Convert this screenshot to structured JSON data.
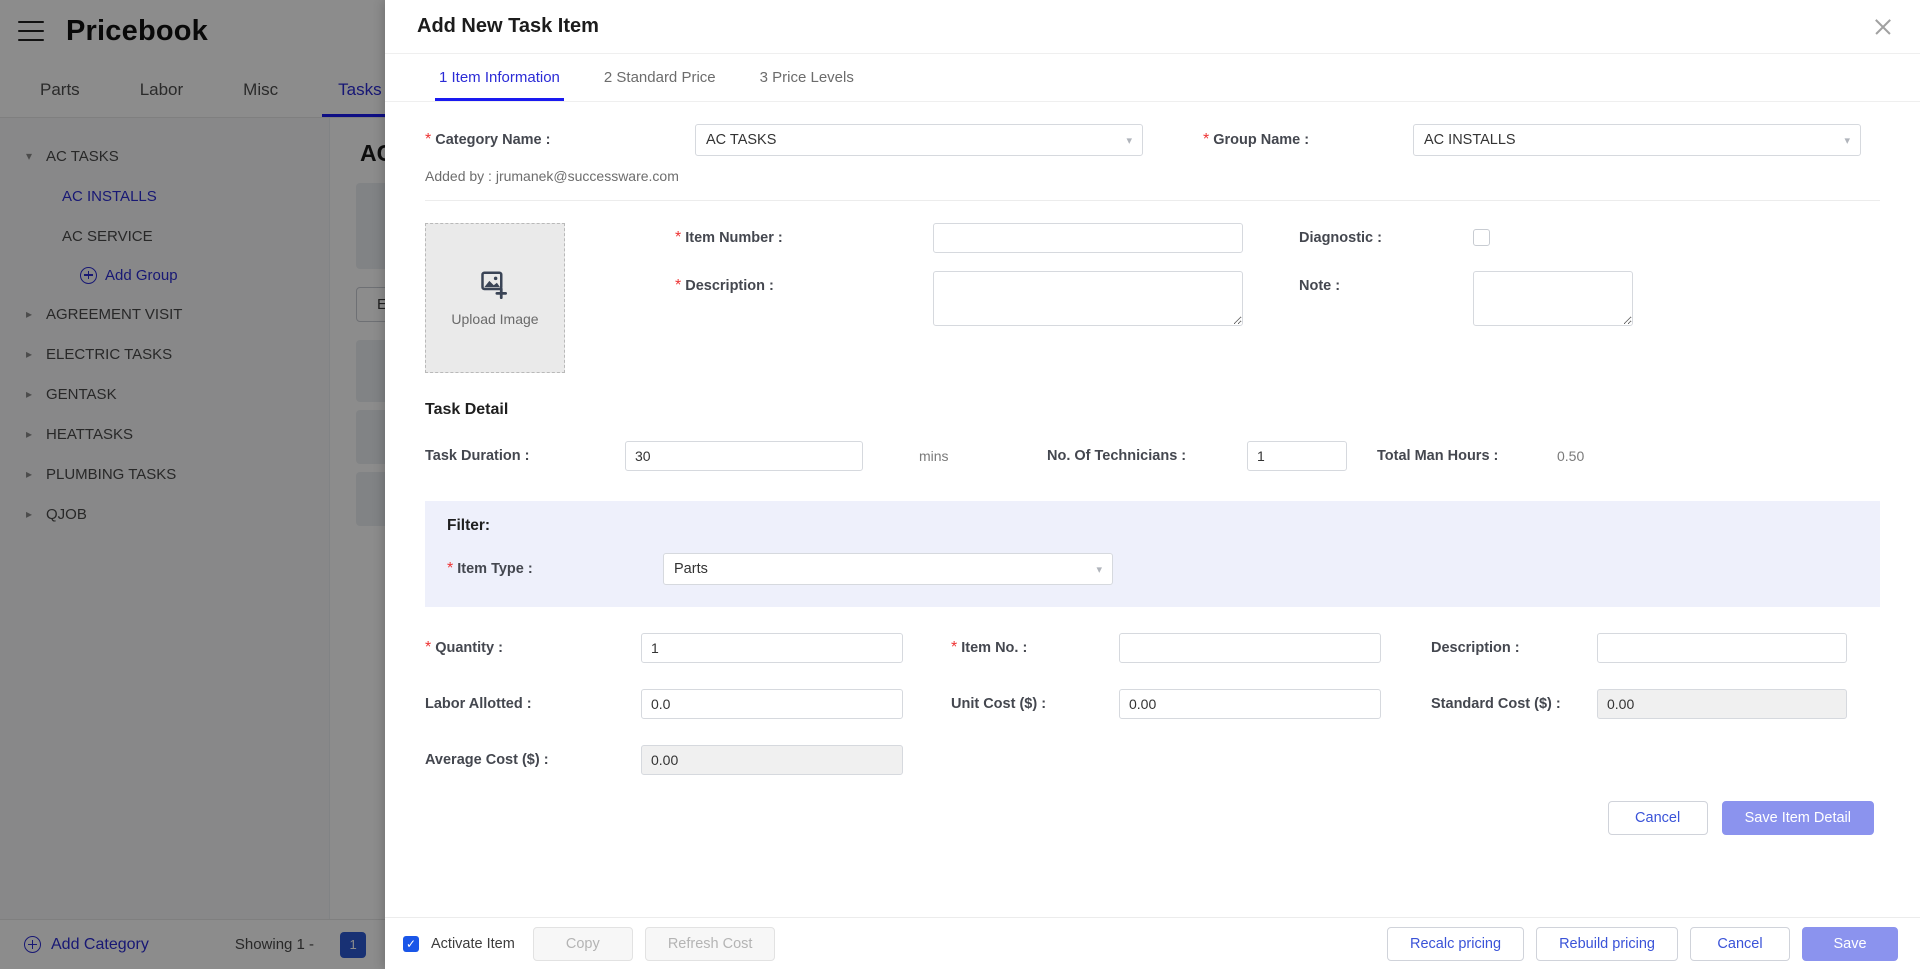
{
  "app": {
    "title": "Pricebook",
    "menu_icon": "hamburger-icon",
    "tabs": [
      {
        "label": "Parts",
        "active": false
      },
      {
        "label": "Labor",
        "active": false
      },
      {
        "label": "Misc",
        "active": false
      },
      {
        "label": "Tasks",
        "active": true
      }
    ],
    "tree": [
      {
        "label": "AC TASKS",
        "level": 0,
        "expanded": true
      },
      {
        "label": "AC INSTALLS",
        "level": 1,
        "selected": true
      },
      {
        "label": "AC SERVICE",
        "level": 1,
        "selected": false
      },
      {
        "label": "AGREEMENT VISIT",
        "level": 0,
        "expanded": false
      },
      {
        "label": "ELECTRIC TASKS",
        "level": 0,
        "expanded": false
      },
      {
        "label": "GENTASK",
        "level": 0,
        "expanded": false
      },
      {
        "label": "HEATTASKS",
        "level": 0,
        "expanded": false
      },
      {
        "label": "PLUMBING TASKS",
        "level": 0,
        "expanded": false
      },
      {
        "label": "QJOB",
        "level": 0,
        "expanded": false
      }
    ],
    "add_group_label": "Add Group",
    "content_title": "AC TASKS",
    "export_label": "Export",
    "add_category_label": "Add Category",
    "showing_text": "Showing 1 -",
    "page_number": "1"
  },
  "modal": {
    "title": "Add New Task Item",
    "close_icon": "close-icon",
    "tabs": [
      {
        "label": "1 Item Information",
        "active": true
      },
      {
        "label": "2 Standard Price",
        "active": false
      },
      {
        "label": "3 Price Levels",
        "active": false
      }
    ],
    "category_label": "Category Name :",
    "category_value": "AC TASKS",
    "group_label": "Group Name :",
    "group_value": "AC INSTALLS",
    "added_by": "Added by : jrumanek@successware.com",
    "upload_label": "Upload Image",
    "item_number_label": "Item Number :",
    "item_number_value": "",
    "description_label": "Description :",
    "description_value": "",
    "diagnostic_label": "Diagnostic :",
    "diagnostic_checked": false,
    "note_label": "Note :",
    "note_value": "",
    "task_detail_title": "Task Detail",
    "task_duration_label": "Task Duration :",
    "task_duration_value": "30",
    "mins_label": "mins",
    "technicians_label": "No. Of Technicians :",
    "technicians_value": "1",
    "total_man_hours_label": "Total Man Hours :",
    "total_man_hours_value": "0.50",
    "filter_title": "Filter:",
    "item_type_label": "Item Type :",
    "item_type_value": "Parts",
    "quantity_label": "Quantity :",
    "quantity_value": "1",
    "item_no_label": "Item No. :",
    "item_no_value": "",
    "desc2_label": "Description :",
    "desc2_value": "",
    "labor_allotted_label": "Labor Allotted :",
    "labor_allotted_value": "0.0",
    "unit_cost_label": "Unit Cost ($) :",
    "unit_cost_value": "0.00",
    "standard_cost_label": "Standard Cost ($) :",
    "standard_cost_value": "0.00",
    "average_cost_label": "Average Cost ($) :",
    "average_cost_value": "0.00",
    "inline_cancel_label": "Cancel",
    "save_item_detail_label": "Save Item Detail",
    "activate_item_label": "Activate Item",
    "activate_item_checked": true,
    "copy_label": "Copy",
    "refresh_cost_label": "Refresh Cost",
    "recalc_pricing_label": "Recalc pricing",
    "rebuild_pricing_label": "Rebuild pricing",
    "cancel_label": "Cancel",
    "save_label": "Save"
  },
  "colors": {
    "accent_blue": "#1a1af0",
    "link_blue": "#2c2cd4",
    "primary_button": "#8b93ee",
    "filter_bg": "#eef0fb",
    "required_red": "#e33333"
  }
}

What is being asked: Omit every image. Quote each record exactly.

Problem solution:
Convert this screenshot to structured JSON data.
{
  "app": {
    "title": "Pricebook",
    "menu_icon": "hamburger-icon",
    "tabs": [
      {
        "label": "Parts",
        "active": false
      },
      {
        "label": "Labor",
        "active": false
      },
      {
        "label": "Misc",
        "active": false
      },
      {
        "label": "Tasks",
        "active": true
      }
    ],
    "tree": [
      {
        "label": "AC TASKS",
        "level": 0,
        "expanded": true
      },
      {
        "label": "AC INSTALLS",
        "level": 1,
        "selected": true
      },
      {
        "label": "AC SERVICE",
        "level": 1,
        "selected": false
      },
      {
        "label": "AGREEMENT VISIT",
        "level": 0,
        "expanded": false
      },
      {
        "label": "ELECTRIC TASKS",
        "level": 0,
        "expanded": false
      },
      {
        "label": "GENTASK",
        "level": 0,
        "expanded": false
      },
      {
        "label": "HEATTASKS",
        "level": 0,
        "expanded": false
      },
      {
        "label": "PLUMBING TASKS",
        "level": 0,
        "expanded": false
      },
      {
        "label": "QJOB",
        "level": 0,
        "expanded": false
      }
    ],
    "add_group_label": "Add Group",
    "content_title": "AC TASKS",
    "export_label": "Export",
    "add_category_label": "Add Category",
    "showing_text": "Showing 1 -",
    "page_number": "1"
  },
  "modal": {
    "title": "Add New Task Item",
    "close_icon": "close-icon",
    "tabs": [
      {
        "label": "1 Item Information",
        "active": true
      },
      {
        "label": "2 Standard Price",
        "active": false
      },
      {
        "label": "3 Price Levels",
        "active": false
      }
    ],
    "category_label": "Category Name :",
    "category_value": "AC TASKS",
    "group_label": "Group Name :",
    "group_value": "AC INSTALLS",
    "added_by": "Added by : jrumanek@successware.com",
    "upload_label": "Upload Image",
    "item_number_label": "Item Number :",
    "item_number_value": "",
    "description_label": "Description :",
    "description_value": "",
    "diagnostic_label": "Diagnostic :",
    "diagnostic_checked": false,
    "note_label": "Note :",
    "note_value": "",
    "task_detail_title": "Task Detail",
    "task_duration_label": "Task Duration :",
    "task_duration_value": "30",
    "mins_label": "mins",
    "technicians_label": "No. Of Technicians :",
    "technicians_value": "1",
    "total_man_hours_label": "Total Man Hours :",
    "total_man_hours_value": "0.50",
    "filter_title": "Filter:",
    "item_type_label": "Item Type :",
    "item_type_value": "Parts",
    "quantity_label": "Quantity :",
    "quantity_value": "1",
    "item_no_label": "Item No. :",
    "item_no_value": "",
    "desc2_label": "Description :",
    "desc2_value": "",
    "labor_allotted_label": "Labor Allotted :",
    "labor_allotted_value": "0.0",
    "unit_cost_label": "Unit Cost ($) :",
    "unit_cost_value": "0.00",
    "standard_cost_label": "Standard Cost ($) :",
    "standard_cost_value": "0.00",
    "average_cost_label": "Average Cost ($) :",
    "average_cost_value": "0.00",
    "inline_cancel_label": "Cancel",
    "save_item_detail_label": "Save Item Detail",
    "activate_item_label": "Activate Item",
    "activate_item_checked": true,
    "copy_label": "Copy",
    "refresh_cost_label": "Refresh Cost",
    "recalc_pricing_label": "Recalc pricing",
    "rebuild_pricing_label": "Rebuild pricing",
    "cancel_label": "Cancel",
    "save_label": "Save"
  },
  "colors": {
    "accent_blue": "#1a1af0",
    "link_blue": "#2c2cd4",
    "primary_button": "#8b93ee",
    "filter_bg": "#eef0fb",
    "required_red": "#e33333"
  }
}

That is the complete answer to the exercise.